The editorial today, however, coincides with Kiss playing their last shows on their End of the Road Tour (it’s been a long road). I know Mark and his family all went to see them in Newcastle-Upon-Tyne and said they were as good as ever. Kiss represents the passing of an era; it is, of course, age. Ozzy Osbourne, Queen, all the greats of the last era simply haven’t got the years left now to do full shows for ever. Studio recording is another matter. Ozzy and the Rolling Stones will continue to do new music till they drop, but sadly, Paul Stanley seems disinterested in taking Kiss back into the studio.
I salute the old guard; they formed so many of the reasons why this magazine exists, but there must be some new bands to take up the mantle and drive music forward in the age of the download and streaming systems. In the magazine, we like to report on the older bands still doing it out there, but we are especially proud of the new artists we have helped promote and support. For the record, we cover rock, country, jazz, and blues. The umbrella is wide, but it does have a line. I have been asked why we never reviewed the new Rolling Stones album “Hackney Diamonds.” Personally, I really liked it. I thought the Stones delivered on every front and were at their classic best. But the Stones don’t need a little magazine like us; their album is reviewed in the nationals and in the biggest publications. But with two reviewers who are stretched as it is, Doctor Lincoln, Olivia Lynn, Anita Bonsu and so forth do need us to review their work as they are, which is not yet going to be in The Times music section.
On a global level, we think The Pretty Reckless, formed in 2009, are as good as you found at any time in the past. They have consistently delivered classy commercial rock for over a decade now.
On a smaller scale, Emma Wilson is a huge talent with a great blues voice, or listen to Sunjay! When Rivers Meet, Brave Rival, Black Roze, Rogue Awakening are all out there in the rock world. Some of these bands may still be playing cellars and small venues, but Kiss played their first show at the Coventry in New York to an audience of 3. Check out Eva Schubert in the jazz field, and country music is having a huge revival. Our piece on Taynee Lord, for example, points toward an artist heading up, like Robyn Red – Laura Evans, so many exciting new names. You just must listen to them!
Above picture: When Rivers Meet.
Returning to Kiss, I wish they had spent a bit more time in the studio over the last decade (like any time in the studio), as the creation of music shouldn’t just stop, even if the initial desire for creativity ends. Kiss will be seen as one of the great American bands, drawing on a tradition pulled from the British invasion of bands like The Beatles, Cream and Slade. I finish my first editorial acknowledging their contribution to rock music and performance, as well as delivering rock marketing and image in spades. I’m sad to see their generation or rockers calling it a day, but doing this magazine has made me ever more hopeful for the future. So, when you next stream The Stranglers, check out The Bombpops too. When you stream Dolly Parton, play some Olivia Lynn, and if you love those old blues men and listen to BB King, why not listen to a bit of Wily Bo Walker too? My editorial says, Love the old but embrace the new! Look through the magazine; if we are covering an artist, it is because we believe in them. On reviews, we won’t waste time doing a review on something we don’t like; life’s too short!
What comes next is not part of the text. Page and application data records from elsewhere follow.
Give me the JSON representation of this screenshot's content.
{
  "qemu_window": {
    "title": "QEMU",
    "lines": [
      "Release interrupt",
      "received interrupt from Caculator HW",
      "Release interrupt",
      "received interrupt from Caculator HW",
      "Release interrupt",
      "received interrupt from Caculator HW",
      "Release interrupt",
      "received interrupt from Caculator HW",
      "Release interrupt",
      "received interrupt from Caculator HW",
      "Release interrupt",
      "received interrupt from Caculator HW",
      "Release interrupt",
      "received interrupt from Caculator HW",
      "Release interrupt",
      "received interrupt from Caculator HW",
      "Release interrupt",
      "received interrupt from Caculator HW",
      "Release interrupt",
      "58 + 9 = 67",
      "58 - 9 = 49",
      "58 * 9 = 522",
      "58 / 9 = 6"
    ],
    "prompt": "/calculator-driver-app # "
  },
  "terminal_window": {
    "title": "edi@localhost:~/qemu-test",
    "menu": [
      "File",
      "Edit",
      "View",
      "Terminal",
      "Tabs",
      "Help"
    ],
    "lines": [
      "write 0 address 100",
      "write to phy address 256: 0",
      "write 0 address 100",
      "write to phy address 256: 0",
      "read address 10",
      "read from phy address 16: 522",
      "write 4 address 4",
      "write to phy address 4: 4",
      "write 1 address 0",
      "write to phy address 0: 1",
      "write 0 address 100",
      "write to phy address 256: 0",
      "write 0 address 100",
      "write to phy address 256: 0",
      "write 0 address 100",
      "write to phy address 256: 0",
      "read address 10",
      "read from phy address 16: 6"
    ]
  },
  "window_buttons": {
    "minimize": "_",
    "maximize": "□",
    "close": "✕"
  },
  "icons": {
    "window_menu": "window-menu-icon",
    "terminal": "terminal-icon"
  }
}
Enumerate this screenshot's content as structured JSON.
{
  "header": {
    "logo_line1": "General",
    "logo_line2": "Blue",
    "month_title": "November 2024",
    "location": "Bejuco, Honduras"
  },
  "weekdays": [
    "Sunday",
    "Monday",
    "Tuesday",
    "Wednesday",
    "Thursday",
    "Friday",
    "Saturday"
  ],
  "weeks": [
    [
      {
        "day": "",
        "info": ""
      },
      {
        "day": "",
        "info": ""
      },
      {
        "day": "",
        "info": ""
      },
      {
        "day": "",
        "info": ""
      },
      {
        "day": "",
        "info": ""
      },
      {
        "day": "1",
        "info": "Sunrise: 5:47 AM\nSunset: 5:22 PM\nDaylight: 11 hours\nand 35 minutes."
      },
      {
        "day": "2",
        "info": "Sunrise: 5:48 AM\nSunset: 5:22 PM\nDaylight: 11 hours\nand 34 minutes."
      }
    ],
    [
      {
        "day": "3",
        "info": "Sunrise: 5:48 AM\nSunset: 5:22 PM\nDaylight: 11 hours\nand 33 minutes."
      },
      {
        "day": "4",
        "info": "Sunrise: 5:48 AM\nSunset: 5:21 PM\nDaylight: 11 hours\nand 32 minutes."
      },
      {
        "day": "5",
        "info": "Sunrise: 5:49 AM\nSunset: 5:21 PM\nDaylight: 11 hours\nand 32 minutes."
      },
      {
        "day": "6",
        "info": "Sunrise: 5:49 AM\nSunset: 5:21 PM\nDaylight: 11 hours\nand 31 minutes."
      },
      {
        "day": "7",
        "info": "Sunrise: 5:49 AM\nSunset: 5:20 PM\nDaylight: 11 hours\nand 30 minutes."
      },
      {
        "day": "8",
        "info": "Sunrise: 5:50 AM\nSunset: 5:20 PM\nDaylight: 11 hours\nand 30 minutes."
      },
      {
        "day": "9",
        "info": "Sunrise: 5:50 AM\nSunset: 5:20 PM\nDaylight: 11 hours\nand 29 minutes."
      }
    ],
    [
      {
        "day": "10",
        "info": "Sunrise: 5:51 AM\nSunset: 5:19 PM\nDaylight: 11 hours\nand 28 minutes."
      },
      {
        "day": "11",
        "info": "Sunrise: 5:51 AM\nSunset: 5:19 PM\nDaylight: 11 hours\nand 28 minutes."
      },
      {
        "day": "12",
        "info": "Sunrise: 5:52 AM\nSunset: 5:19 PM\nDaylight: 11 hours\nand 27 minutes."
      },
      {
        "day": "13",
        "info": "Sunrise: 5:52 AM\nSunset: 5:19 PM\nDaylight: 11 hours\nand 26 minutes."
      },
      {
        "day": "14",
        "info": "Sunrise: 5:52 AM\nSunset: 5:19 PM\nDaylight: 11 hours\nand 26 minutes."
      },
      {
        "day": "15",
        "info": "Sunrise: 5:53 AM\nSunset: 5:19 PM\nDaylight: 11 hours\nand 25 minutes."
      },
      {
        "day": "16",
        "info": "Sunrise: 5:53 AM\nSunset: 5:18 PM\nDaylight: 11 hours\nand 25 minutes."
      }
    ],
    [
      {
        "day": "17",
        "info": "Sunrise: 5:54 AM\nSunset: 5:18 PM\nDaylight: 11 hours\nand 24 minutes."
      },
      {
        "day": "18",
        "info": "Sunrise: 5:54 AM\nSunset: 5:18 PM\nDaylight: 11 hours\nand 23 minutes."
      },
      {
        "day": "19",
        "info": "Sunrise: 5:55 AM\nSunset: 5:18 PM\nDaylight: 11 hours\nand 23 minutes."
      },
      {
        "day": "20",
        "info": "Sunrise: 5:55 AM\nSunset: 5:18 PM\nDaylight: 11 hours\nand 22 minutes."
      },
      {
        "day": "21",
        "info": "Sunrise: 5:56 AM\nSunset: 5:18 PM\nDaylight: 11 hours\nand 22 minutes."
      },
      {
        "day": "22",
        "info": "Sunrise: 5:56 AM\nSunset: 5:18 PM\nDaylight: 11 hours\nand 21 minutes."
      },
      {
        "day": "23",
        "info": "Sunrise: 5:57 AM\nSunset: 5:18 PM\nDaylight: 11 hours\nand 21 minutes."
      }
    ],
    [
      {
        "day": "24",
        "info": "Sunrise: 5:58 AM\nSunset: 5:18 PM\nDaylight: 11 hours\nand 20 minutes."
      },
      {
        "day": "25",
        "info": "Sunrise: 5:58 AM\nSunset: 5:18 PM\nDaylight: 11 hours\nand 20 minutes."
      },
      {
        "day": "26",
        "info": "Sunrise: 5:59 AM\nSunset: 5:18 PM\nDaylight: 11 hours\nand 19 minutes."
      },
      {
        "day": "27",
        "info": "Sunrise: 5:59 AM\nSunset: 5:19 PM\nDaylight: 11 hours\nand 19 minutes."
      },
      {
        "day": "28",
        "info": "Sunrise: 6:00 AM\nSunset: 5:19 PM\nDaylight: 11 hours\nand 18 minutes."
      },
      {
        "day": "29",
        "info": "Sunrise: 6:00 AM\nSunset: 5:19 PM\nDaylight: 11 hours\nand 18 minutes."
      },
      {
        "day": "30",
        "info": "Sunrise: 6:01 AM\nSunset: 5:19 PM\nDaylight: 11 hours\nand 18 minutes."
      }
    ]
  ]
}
As a last word, we work hard for you here. Please do appreciate what we do by buying us a coffee on the donation page and checking out the rest of the site.
Take care and all the Best in this winter season. Benny (the ball) Benson.